The records appear below. Repeat them exactly.
** Opening Data for analysis block **
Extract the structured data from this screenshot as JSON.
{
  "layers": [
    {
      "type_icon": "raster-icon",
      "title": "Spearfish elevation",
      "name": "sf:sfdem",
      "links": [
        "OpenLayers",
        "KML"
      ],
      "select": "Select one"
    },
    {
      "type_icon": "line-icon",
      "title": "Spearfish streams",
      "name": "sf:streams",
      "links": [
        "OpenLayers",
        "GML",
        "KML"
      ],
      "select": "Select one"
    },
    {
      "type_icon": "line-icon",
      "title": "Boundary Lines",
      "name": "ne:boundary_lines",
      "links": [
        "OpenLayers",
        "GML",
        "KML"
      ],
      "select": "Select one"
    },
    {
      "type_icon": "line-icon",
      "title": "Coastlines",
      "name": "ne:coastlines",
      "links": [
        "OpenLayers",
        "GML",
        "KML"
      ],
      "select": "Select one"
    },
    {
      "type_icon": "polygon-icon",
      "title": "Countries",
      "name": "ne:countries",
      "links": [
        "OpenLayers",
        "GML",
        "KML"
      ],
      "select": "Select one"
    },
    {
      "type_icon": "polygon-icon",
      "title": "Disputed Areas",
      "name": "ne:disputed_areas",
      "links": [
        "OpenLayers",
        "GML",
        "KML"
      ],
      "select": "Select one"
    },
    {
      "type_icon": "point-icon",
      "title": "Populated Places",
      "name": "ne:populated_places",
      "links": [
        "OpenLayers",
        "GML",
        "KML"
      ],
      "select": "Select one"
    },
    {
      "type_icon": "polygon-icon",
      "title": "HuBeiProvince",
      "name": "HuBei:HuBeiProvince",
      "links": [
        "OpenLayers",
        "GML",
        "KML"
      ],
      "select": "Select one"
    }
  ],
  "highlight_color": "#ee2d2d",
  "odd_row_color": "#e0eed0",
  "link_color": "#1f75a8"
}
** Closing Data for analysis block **
| Response |
Extract the structured data from this screenshot as JSON.
{
  "layers": [
    {
      "type_icon": "raster-icon",
      "title": "Spearfish elevation",
      "name": "sf:sfdem",
      "links": [
        "OpenLayers",
        "KML"
      ],
      "select": "Select one"
    },
    {
      "type_icon": "line-icon",
      "title": "Spearfish streams",
      "name": "sf:streams",
      "links": [
        "OpenLayers",
        "GML",
        "KML"
      ],
      "select": "Select one"
    },
    {
      "type_icon": "line-icon",
      "title": "Boundary Lines",
      "name": "ne:boundary_lines",
      "links": [
        "OpenLayers",
        "GML",
        "KML"
      ],
      "select": "Select one"
    },
    {
      "type_icon": "line-icon",
      "title": "Coastlines",
      "name": "ne:coastlines",
      "links": [
        "OpenLayers",
        "GML",
        "KML"
      ],
      "select": "Select one"
    },
    {
      "type_icon": "polygon-icon",
      "title": "Countries",
      "name": "ne:countries",
      "links": [
        "OpenLayers",
        "GML",
        "KML"
      ],
      "select": "Select one"
    },
    {
      "type_icon": "polygon-icon",
      "title": "Disputed Areas",
      "name": "ne:disputed_areas",
      "links": [
        "OpenLayers",
        "GML",
        "KML"
      ],
      "select": "Select one"
    },
    {
      "type_icon": "point-icon",
      "title": "Populated Places",
      "name": "ne:populated_places",
      "links": [
        "OpenLayers",
        "GML",
        "KML"
      ],
      "select": "Select one"
    },
    {
      "type_icon": "polygon-icon",
      "title": "HuBeiProvince",
      "name": "HuBei:HuBeiProvince",
      "links": [
        "OpenLayers",
        "GML",
        "KML"
      ],
      "select": "Select one"
    }
  ],
  "highlight_color": "#ee2d2d",
  "odd_row_color": "#e0eed0",
  "link_color": "#1f75a8"
}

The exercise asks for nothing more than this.